→ **The task**
Show all lines of the entries in which the word "value" is found.

[Start of Attachment]

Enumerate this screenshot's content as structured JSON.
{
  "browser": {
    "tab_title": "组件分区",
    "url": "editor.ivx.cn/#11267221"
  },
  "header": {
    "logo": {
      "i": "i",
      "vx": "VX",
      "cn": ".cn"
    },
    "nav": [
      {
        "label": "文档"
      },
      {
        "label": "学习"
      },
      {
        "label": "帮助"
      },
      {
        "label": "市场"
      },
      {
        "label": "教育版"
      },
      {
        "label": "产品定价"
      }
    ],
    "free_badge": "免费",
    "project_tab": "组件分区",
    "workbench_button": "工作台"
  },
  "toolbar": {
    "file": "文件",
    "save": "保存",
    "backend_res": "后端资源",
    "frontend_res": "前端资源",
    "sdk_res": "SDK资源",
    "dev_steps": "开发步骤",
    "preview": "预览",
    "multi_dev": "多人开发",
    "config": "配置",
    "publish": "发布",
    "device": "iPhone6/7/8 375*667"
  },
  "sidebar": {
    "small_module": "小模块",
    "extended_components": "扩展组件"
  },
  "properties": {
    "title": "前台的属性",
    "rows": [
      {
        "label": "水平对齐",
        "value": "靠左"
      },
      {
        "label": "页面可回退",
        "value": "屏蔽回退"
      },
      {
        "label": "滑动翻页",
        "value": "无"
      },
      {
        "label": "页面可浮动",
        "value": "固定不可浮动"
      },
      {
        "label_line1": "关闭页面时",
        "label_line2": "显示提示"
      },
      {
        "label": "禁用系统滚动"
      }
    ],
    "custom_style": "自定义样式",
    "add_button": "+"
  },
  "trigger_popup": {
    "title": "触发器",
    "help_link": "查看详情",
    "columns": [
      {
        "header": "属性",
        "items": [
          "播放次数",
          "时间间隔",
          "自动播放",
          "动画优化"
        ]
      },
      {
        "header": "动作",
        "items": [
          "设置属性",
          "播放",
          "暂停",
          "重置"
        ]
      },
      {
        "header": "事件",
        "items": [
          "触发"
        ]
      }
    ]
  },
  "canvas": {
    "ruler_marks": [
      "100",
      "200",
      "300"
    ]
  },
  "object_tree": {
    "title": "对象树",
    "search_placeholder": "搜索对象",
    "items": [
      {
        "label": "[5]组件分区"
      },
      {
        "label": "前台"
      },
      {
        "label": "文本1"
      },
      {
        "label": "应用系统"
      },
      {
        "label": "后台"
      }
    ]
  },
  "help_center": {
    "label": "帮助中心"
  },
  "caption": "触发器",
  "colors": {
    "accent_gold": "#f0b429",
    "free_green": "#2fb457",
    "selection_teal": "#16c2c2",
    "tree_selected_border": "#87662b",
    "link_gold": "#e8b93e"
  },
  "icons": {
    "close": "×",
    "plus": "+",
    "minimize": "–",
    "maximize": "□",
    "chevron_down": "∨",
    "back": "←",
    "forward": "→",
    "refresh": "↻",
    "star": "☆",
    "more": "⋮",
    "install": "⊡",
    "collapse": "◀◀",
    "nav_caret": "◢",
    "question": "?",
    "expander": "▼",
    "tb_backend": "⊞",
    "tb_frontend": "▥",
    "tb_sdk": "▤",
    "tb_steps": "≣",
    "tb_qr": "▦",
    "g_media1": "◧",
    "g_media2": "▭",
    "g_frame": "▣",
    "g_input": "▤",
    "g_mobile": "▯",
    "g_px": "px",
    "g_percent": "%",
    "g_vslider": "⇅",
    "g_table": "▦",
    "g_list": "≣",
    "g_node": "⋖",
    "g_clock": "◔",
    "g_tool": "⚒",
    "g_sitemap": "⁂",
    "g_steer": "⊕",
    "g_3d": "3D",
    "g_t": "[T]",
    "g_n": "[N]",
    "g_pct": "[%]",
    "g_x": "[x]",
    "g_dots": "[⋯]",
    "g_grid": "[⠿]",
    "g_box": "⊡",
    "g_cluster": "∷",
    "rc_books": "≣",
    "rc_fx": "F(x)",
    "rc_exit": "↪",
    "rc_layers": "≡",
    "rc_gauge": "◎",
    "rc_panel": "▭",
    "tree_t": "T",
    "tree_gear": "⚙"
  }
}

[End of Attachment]

→ **Answer for this exercise**
        "value": "靠左"
        "value": "屏蔽回退"
        "value": "无"
        "value": "固定不可浮动"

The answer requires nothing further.